→ Task prompt: Search the records below for the word "time" and show every line where it occurs.

→ Excerpted records:
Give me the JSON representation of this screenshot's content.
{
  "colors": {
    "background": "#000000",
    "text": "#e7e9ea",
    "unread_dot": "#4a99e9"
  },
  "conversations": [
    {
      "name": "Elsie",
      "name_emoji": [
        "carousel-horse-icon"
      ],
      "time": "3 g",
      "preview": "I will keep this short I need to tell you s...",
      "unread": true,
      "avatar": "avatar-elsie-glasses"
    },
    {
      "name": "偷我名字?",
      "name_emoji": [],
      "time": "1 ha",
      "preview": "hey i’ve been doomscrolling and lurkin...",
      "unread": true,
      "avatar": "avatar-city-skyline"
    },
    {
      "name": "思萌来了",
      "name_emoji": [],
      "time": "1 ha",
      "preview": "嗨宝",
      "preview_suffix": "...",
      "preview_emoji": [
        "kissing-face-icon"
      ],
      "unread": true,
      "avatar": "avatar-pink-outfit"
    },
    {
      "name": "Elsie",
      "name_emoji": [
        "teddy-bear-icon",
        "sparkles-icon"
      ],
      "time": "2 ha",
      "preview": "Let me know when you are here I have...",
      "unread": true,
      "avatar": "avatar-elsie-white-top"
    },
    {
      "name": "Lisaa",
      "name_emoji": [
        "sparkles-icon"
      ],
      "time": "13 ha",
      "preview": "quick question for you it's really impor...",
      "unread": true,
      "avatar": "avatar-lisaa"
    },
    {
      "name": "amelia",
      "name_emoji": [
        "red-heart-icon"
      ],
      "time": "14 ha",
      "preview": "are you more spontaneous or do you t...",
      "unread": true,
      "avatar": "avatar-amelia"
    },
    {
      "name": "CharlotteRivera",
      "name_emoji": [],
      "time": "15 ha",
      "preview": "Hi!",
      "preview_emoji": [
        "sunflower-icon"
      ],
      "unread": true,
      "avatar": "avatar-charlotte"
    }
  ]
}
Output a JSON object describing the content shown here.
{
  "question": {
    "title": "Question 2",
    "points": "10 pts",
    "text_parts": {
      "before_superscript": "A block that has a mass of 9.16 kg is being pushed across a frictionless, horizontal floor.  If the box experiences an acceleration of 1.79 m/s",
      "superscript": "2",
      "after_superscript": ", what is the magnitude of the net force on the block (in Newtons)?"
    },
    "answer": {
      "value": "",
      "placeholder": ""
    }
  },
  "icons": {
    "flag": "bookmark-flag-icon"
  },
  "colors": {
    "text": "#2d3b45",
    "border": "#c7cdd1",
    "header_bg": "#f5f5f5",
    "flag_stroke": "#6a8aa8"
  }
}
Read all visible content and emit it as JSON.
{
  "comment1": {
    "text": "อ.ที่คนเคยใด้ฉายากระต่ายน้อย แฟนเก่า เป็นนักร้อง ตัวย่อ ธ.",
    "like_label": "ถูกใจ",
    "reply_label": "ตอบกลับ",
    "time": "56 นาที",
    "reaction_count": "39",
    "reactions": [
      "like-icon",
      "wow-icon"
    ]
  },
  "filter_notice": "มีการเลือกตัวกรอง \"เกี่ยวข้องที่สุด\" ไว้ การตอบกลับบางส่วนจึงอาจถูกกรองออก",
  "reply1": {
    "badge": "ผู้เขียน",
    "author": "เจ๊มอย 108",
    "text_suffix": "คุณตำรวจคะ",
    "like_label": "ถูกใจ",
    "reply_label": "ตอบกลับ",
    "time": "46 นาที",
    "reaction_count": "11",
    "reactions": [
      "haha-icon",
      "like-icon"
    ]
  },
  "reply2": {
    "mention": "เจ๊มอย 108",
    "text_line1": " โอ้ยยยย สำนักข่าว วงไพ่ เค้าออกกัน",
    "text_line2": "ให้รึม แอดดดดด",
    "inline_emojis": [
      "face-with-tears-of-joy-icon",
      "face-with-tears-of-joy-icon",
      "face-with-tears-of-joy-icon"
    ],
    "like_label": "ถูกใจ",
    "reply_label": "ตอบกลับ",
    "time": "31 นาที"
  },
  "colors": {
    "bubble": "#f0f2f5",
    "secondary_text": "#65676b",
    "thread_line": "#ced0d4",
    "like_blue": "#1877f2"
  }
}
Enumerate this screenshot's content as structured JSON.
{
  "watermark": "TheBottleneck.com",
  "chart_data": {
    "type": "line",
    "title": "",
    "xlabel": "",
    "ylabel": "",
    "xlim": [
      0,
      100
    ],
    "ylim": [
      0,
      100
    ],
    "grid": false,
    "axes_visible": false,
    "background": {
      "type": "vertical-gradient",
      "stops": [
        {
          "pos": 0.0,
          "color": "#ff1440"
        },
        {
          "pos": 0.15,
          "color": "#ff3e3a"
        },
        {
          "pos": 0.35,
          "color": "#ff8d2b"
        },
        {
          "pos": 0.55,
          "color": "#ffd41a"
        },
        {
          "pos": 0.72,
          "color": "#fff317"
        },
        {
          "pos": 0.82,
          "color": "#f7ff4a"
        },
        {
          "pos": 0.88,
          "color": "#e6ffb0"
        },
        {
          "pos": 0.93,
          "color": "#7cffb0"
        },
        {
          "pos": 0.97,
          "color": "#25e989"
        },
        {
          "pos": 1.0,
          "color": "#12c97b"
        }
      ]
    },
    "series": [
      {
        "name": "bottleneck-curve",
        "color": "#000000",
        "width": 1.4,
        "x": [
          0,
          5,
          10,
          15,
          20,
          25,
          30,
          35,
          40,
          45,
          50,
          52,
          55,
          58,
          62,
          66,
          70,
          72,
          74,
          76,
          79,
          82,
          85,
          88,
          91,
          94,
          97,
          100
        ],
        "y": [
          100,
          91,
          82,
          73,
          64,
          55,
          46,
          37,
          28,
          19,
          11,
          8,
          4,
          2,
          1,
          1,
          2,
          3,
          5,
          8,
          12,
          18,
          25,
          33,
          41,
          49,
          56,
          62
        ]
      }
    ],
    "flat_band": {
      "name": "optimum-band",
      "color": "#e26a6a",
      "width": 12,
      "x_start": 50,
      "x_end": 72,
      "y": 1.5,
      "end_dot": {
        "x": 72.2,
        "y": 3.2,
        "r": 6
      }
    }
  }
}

→ The answer:
      "time": "3 g",
      "time": "1 ha",
      "time": "1 ha",
      "time": "2 ha",
      "time": "13 ha",
      "time": "14 ha",
      "time": "15 ha",
    "time": "56 นาที",
    "time": "46 นาที",
    "time": "31 นาที"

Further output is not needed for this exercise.